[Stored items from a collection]
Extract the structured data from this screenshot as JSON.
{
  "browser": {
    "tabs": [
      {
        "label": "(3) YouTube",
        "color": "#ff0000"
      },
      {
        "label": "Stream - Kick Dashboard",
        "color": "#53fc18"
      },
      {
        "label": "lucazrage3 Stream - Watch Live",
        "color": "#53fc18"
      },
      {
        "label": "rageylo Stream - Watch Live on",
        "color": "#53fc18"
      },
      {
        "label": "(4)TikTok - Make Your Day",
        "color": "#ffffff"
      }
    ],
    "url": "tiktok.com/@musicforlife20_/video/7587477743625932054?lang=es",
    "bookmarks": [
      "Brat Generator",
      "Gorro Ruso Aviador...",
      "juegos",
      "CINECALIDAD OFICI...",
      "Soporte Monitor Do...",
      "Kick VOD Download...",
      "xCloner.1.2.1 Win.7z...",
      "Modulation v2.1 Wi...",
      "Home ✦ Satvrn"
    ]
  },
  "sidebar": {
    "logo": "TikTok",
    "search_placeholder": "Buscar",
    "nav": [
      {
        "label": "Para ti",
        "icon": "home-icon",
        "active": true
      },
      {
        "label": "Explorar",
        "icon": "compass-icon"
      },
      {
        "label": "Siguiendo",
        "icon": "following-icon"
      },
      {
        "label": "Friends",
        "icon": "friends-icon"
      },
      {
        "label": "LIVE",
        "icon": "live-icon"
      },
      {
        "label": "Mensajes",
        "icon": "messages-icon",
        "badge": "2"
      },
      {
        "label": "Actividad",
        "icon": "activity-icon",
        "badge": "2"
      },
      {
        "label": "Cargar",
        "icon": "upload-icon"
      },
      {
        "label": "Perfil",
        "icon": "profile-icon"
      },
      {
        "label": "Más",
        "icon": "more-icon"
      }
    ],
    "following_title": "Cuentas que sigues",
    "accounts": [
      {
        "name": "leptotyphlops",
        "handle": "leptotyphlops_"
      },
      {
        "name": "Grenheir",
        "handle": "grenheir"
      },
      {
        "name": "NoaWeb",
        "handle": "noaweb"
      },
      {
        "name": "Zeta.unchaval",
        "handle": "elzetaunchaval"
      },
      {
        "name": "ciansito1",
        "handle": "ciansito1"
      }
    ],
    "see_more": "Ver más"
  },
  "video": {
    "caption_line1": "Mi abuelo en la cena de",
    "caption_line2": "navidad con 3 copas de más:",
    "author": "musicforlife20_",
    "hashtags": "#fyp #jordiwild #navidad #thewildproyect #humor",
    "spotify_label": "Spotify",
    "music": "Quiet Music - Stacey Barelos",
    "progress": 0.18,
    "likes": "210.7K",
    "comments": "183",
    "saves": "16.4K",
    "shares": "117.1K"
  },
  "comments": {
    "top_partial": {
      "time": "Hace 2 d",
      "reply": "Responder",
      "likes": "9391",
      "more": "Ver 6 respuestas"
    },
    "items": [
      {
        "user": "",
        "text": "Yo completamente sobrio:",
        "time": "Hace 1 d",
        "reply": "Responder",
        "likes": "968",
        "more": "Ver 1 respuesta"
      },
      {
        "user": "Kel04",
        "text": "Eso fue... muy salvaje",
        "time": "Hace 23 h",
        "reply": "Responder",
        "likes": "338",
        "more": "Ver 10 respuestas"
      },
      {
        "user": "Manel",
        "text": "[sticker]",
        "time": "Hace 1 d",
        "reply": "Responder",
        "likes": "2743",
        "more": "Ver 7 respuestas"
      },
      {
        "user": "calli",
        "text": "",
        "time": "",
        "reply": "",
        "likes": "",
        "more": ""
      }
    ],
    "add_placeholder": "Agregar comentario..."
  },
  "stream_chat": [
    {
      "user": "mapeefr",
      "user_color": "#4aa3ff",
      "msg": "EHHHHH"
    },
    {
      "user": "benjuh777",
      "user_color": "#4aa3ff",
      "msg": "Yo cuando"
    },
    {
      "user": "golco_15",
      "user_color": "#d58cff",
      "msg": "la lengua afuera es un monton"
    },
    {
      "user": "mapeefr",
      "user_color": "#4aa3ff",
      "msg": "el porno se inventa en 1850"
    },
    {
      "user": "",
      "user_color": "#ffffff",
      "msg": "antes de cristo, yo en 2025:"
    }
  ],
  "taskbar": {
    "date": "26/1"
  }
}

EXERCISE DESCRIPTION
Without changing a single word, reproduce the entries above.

YOUR RESPONSE
Extract the structured data from this screenshot as JSON.
{
  "browser": {
    "tabs": [
      {
        "label": "(3) YouTube",
        "color": "#ff0000"
      },
      {
        "label": "Stream - Kick Dashboard",
        "color": "#53fc18"
      },
      {
        "label": "lucazrage3 Stream - Watch Live",
        "color": "#53fc18"
      },
      {
        "label": "rageylo Stream - Watch Live on",
        "color": "#53fc18"
      },
      {
        "label": "(4)TikTok - Make Your Day",
        "color": "#ffffff"
      }
    ],
    "url": "tiktok.com/@musicforlife20_/video/7587477743625932054?lang=es",
    "bookmarks": [
      "Brat Generator",
      "Gorro Ruso Aviador...",
      "juegos",
      "CINECALIDAD OFICI...",
      "Soporte Monitor Do...",
      "Kick VOD Download...",
      "xCloner.1.2.1 Win.7z...",
      "Modulation v2.1 Wi...",
      "Home ✦ Satvrn"
    ]
  },
  "sidebar": {
    "logo": "TikTok",
    "search_placeholder": "Buscar",
    "nav": [
      {
        "label": "Para ti",
        "icon": "home-icon",
        "active": true
      },
      {
        "label": "Explorar",
        "icon": "compass-icon"
      },
      {
        "label": "Siguiendo",
        "icon": "following-icon"
      },
      {
        "label": "Friends",
        "icon": "friends-icon"
      },
      {
        "label": "LIVE",
        "icon": "live-icon"
      },
      {
        "label": "Mensajes",
        "icon": "messages-icon",
        "badge": "2"
      },
      {
        "label": "Actividad",
        "icon": "activity-icon",
        "badge": "2"
      },
      {
        "label": "Cargar",
        "icon": "upload-icon"
      },
      {
        "label": "Perfil",
        "icon": "profile-icon"
      },
      {
        "label": "Más",
        "icon": "more-icon"
      }
    ],
    "following_title": "Cuentas que sigues",
    "accounts": [
      {
        "name": "leptotyphlops",
        "handle": "leptotyphlops_"
      },
      {
        "name": "Grenheir",
        "handle": "grenheir"
      },
      {
        "name": "NoaWeb",
        "handle": "noaweb"
      },
      {
        "name": "Zeta.unchaval",
        "handle": "elzetaunchaval"
      },
      {
        "name": "ciansito1",
        "handle": "ciansito1"
      }
    ],
    "see_more": "Ver más"
  },
  "video": {
    "caption_line1": "Mi abuelo en la cena de",
    "caption_line2": "navidad con 3 copas de más:",
    "author": "musicforlife20_",
    "hashtags": "#fyp #jordiwild #navidad #thewildproyect #humor",
    "spotify_label": "Spotify",
    "music": "Quiet Music - Stacey Barelos",
    "progress": 0.18,
    "likes": "210.7K",
    "comments": "183",
    "saves": "16.4K",
    "shares": "117.1K"
  },
  "comments": {
    "top_partial": {
      "time": "Hace 2 d",
      "reply": "Responder",
      "likes": "9391",
      "more": "Ver 6 respuestas"
    },
    "items": [
      {
        "user": "",
        "text": "Yo completamente sobrio:",
        "time": "Hace 1 d",
        "reply": "Responder",
        "likes": "968",
        "more": "Ver 1 respuesta"
      },
      {
        "user": "Kel04",
        "text": "Eso fue... muy salvaje",
        "time": "Hace 23 h",
        "reply": "Responder",
        "likes": "338",
        "more": "Ver 10 respuestas"
      },
      {
        "user": "Manel",
        "text": "[sticker]",
        "time": "Hace 1 d",
        "reply": "Responder",
        "likes": "2743",
        "more": "Ver 7 respuestas"
      },
      {
        "user": "calli",
        "text": "",
        "time": "",
        "reply": "",
        "likes": "",
        "more": ""
      }
    ],
    "add_placeholder": "Agregar comentario..."
  },
  "stream_chat": [
    {
      "user": "mapeefr",
      "user_color": "#4aa3ff",
      "msg": "EHHHHH"
    },
    {
      "user": "benjuh777",
      "user_color": "#4aa3ff",
      "msg": "Yo cuando"
    },
    {
      "user": "golco_15",
      "user_color": "#d58cff",
      "msg": "la lengua afuera es un monton"
    },
    {
      "user": "mapeefr",
      "user_color": "#4aa3ff",
      "msg": "el porno se inventa en 1850"
    },
    {
      "user": "",
      "user_color": "#ffffff",
      "msg": "antes de cristo, yo en 2025:"
    }
  ],
  "taskbar": {
    "date": "26/1"
  }
}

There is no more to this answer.